[What the task requires]:
Scan the listing for "seconds" and copy out each line that has it.

::::::::

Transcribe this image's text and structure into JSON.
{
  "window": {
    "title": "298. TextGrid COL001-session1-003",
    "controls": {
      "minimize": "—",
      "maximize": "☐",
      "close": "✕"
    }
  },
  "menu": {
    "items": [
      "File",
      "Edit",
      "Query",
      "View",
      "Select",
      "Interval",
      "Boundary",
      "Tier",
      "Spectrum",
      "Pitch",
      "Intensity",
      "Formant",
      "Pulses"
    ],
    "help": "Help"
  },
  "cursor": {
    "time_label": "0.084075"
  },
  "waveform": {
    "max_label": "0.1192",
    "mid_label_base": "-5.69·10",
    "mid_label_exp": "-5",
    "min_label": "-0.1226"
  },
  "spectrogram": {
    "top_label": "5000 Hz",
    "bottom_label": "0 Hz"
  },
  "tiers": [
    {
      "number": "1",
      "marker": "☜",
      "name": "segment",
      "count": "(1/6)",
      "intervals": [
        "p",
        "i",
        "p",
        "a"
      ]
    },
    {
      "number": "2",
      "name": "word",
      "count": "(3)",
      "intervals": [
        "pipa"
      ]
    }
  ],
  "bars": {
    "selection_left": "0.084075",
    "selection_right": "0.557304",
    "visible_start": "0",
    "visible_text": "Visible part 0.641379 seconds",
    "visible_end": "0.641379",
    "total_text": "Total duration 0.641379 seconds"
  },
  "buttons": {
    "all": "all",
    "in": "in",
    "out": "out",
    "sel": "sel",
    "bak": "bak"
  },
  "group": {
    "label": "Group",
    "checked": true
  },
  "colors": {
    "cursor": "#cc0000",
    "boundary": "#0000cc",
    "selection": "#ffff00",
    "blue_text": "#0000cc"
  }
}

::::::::

[Completed task]:
    "visible_text": "Visible part 0.641379 seconds",
    "total_text": "Total duration 0.641379 seconds"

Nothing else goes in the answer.